Here are here best practice tips for keeping your baby monitor secure.

Review the Monitor’s Security Features Available and Use Them

Most of the top (translation: reputable) baby monitor brands list their security features on their sites. Read them. Understand them. “Once the monitor is in the home, before you start monitoring your children, set it up with 2-factor authentication,” says Eliot. “Change the manufacturer’s password to one that is long and unique. When there are software updates available, update your software.”

Register Your Device

If there are security vulnerabilities discovered after a product has been released to market, the manufacturer may issue a recall or a patch — but you won’t hear about either unless you’re in contact with the company. “You’ll want to get that notice right away,” Payton says, suggesting register your product immediately before it’s overlooked and forgotten.

Be Sure Your Baby Monitor Has an Encrypted Connection

“The main thing I want everyone looking for is whether or not the manufacturer offers an encrypted connection,” Payton says. She explains that all the password protection in the world won’t be helpful if there is a massive national data breach for that company or device. Encryption ensures that even if hackers get footage, they won’t be able to see the details of it.

Shut off Baby Monitors and Security Systems Regularly

Once a week, Payton recommends that parents power down their surveillance cameras and power them back up. This action allows the devices to grab security patches and updates, installing them to correct any weaknesses while increasing efficiency. “It lets it become the latest and greatest,” she says.

Assign Your Baby Monitor an Email

Just after the unboxing, Payton says to assign your device its own email address. This way, should a primary email be hacked, thieves won’t have access to the systems.

Create a Strong Password For Your Home Network

“If you take four random words and string them together, that often times is easier to remember and is still considered a strong password,” Payton says. “You will remember them better, but it’s not a sentence, it’s not your favorite sports team, and it’s something you’ve got a better shot remembering.” Back them up with any one of numerous great password managers.

Set Up Personal Alerts

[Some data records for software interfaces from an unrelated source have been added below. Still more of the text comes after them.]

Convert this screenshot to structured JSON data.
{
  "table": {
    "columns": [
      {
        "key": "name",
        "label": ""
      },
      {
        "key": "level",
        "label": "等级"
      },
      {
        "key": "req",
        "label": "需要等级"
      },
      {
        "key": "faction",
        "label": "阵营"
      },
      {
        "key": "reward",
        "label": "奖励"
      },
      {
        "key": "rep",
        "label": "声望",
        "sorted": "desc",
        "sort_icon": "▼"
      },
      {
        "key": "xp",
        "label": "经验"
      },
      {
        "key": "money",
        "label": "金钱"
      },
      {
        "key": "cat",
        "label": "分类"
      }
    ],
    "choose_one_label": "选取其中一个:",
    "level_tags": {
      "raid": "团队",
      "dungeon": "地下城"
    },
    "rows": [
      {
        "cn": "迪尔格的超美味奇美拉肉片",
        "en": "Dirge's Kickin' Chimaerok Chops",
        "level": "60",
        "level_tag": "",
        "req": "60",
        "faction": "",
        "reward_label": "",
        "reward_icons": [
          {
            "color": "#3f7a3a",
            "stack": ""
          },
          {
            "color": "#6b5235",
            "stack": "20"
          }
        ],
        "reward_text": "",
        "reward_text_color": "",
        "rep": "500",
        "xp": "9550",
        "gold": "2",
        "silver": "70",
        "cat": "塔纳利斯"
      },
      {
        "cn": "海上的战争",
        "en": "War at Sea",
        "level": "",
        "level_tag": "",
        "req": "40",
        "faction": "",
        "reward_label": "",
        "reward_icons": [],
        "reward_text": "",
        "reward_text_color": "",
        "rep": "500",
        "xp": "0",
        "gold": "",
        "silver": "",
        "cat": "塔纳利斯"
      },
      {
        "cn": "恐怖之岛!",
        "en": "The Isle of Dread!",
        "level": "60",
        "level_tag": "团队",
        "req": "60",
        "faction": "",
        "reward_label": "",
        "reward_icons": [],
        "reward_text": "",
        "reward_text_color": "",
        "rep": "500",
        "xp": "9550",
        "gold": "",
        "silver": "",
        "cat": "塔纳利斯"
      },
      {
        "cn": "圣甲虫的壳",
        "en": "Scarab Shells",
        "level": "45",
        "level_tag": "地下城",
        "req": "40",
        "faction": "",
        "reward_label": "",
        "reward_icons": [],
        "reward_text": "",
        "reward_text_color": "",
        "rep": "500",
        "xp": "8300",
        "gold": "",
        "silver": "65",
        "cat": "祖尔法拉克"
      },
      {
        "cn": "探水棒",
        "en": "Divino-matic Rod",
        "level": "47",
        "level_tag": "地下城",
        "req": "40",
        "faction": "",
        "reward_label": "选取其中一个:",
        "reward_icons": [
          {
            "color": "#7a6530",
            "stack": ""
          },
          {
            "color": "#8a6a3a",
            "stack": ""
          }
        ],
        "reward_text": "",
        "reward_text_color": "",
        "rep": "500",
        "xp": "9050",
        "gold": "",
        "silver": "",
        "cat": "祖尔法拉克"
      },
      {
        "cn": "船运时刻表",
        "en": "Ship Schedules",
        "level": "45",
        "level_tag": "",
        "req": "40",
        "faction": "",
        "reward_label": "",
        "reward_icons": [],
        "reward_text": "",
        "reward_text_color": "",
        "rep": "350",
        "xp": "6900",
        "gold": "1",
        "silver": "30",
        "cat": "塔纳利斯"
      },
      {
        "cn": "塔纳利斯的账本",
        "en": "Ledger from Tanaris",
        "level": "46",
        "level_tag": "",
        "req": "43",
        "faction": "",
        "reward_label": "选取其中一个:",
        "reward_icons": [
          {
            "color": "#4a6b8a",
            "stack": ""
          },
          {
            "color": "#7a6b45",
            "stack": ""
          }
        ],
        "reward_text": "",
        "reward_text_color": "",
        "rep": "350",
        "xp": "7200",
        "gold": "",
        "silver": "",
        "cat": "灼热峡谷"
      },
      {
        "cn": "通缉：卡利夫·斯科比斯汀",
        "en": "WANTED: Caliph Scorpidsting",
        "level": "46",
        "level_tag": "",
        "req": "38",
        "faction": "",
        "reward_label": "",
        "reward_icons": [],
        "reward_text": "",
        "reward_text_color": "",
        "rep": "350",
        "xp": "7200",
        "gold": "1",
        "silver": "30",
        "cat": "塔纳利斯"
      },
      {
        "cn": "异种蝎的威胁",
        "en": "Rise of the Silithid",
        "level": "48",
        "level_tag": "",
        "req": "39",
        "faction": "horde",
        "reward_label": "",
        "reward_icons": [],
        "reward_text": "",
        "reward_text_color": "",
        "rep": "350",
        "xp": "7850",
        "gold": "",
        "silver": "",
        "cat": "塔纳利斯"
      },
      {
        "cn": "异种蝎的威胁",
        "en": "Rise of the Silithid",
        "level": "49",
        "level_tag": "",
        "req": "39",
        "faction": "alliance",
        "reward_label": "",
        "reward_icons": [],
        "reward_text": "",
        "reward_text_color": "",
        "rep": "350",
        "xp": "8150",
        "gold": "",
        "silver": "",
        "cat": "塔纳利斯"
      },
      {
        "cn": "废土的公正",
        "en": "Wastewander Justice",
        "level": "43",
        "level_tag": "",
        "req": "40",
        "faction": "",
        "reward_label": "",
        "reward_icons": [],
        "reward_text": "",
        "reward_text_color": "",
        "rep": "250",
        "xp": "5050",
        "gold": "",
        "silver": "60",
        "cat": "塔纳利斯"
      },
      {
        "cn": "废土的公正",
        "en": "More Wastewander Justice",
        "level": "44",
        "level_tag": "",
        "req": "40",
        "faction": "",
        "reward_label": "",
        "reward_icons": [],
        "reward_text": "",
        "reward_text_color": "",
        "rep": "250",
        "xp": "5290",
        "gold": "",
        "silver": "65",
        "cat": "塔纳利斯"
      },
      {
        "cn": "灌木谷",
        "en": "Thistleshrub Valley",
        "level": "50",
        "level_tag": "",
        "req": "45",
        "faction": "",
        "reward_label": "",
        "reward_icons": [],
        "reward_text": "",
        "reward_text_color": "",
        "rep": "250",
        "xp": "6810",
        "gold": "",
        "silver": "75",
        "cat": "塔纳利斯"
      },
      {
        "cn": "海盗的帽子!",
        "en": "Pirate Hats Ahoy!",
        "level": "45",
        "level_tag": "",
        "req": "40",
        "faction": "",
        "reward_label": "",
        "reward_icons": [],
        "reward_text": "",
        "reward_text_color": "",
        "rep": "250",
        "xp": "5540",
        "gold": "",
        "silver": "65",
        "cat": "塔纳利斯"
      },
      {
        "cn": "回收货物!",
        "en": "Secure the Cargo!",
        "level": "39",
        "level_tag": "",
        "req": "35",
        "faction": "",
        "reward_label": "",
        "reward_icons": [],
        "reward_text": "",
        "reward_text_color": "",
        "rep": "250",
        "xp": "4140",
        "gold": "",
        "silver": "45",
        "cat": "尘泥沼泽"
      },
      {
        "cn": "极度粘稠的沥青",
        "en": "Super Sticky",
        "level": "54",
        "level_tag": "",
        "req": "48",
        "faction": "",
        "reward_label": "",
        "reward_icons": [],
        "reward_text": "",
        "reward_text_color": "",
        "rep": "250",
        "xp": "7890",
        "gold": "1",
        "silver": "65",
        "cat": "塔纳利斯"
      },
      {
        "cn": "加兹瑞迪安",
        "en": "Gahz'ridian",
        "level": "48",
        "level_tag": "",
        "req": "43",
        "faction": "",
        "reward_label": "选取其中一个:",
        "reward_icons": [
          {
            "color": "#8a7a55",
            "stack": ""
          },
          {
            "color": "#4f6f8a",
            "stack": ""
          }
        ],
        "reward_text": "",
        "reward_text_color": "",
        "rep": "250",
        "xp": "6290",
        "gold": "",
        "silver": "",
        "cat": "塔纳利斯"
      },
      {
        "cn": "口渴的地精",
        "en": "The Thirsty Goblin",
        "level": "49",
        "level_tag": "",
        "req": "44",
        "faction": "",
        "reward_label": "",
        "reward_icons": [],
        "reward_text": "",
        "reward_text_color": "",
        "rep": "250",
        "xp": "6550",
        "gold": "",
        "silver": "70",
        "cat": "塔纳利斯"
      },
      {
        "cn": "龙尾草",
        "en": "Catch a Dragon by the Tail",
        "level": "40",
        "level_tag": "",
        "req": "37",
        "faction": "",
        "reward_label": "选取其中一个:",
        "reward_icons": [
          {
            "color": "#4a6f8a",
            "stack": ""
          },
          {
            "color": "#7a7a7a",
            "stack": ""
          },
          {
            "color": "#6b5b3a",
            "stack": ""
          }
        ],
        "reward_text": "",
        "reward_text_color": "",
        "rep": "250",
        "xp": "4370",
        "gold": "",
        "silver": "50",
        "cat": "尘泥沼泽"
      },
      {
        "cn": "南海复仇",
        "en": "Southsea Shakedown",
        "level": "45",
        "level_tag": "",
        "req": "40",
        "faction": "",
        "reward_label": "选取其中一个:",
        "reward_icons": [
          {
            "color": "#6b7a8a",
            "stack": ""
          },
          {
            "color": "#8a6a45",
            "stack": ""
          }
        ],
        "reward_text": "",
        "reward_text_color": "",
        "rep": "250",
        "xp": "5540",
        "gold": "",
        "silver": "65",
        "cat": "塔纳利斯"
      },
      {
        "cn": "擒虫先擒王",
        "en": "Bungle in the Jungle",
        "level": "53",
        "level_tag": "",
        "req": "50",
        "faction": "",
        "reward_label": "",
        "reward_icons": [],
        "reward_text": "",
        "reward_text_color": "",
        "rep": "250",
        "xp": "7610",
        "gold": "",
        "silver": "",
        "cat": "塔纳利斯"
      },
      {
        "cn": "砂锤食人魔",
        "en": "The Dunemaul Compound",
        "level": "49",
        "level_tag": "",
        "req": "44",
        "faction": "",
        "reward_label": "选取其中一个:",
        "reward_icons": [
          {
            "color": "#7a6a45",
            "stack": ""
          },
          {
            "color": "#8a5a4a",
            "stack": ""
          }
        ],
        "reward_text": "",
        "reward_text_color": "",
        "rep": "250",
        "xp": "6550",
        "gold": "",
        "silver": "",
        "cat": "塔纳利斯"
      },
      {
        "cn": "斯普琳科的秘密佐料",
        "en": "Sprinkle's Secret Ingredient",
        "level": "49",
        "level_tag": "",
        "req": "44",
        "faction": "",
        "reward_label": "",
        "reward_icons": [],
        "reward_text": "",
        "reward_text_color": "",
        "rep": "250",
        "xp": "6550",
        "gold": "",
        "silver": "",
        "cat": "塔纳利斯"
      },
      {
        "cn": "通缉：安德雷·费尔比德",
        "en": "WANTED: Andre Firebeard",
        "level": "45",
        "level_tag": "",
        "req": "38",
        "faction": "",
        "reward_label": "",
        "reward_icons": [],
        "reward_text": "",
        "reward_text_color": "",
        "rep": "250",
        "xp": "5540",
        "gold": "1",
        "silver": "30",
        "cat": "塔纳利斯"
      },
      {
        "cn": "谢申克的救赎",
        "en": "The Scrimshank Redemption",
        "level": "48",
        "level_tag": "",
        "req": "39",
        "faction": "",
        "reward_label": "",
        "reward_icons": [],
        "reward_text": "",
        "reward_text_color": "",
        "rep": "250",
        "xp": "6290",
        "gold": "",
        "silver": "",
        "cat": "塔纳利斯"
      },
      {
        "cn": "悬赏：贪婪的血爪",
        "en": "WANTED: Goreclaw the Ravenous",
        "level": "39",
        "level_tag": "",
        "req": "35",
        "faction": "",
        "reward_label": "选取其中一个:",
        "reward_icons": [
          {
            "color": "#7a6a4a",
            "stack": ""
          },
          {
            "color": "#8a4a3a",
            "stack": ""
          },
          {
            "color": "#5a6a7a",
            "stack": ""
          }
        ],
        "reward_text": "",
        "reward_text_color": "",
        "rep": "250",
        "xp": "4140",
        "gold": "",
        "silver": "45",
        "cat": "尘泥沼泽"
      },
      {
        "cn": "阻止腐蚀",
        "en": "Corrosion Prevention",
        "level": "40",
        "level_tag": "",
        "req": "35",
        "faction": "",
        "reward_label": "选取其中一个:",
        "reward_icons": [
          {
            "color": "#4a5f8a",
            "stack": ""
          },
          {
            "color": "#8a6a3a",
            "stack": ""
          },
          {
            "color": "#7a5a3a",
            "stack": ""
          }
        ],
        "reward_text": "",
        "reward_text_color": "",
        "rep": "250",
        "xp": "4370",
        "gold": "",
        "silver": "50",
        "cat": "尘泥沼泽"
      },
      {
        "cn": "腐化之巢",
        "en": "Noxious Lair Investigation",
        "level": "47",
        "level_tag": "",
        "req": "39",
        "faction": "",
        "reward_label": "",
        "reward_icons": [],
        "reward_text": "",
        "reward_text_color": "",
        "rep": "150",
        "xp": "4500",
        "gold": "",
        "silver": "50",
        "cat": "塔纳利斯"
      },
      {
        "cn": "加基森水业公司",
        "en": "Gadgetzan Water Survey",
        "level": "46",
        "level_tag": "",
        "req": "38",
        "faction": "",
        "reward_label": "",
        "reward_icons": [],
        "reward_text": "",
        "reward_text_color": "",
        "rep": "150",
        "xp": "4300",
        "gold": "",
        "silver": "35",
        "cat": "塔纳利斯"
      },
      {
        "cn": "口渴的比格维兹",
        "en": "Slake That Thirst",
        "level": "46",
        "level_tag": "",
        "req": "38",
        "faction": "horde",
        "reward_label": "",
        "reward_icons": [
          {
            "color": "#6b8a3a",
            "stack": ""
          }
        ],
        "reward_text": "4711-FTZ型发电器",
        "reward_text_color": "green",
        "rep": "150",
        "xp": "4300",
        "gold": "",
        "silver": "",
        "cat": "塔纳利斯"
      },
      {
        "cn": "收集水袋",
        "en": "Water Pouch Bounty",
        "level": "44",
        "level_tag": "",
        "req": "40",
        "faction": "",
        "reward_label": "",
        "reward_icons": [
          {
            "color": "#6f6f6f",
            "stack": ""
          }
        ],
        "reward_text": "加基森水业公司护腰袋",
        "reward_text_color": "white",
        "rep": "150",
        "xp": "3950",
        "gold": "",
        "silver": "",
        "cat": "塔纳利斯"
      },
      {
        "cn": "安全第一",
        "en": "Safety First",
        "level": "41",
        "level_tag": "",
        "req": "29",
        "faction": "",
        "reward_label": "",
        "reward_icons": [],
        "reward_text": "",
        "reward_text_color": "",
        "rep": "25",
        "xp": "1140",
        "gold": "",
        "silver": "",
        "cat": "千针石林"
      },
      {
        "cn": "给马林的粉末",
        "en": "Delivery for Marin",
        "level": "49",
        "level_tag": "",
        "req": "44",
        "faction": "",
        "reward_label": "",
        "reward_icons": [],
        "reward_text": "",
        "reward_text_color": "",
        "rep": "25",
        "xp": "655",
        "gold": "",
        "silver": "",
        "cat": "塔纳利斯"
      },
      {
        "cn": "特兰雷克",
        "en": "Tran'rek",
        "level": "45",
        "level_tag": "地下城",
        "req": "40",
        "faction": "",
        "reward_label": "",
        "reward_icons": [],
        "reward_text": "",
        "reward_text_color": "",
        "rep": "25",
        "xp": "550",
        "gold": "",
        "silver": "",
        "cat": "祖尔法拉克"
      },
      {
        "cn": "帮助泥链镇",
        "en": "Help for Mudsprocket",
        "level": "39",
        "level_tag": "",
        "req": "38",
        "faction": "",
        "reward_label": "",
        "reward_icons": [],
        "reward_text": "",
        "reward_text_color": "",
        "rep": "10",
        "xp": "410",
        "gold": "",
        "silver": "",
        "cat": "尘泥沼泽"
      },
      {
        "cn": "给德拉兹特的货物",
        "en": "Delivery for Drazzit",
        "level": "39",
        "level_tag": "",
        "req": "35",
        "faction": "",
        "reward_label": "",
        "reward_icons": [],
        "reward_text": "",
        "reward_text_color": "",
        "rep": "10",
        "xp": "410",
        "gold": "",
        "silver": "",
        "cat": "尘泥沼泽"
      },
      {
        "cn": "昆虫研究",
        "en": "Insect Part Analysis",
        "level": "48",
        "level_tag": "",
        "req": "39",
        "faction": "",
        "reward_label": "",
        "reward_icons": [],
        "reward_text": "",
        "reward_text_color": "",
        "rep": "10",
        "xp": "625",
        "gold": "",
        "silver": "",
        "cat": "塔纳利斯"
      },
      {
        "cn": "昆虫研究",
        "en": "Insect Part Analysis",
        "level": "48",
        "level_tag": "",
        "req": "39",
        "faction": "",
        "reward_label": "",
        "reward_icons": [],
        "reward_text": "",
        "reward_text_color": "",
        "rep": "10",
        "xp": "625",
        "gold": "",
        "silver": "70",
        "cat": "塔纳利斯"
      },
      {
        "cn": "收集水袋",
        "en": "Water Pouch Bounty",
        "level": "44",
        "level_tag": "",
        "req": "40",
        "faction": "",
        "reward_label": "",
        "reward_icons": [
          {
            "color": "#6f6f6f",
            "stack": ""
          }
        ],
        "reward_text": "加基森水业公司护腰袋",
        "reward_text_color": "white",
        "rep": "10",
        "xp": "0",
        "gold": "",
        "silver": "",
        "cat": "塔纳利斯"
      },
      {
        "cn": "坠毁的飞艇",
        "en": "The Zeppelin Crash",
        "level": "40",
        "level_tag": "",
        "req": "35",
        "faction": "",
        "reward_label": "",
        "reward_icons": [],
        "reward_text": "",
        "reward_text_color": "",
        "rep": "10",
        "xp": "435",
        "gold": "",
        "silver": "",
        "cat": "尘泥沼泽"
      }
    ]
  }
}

Payton recommends setting up a Google Alert for your baby monitor’s company and model. That way, you can quickly get information on any major issues with the device on a large scale. It’s a set-it-and-forget-it means of protection, but one that will keep you updated on any security risks that might exist,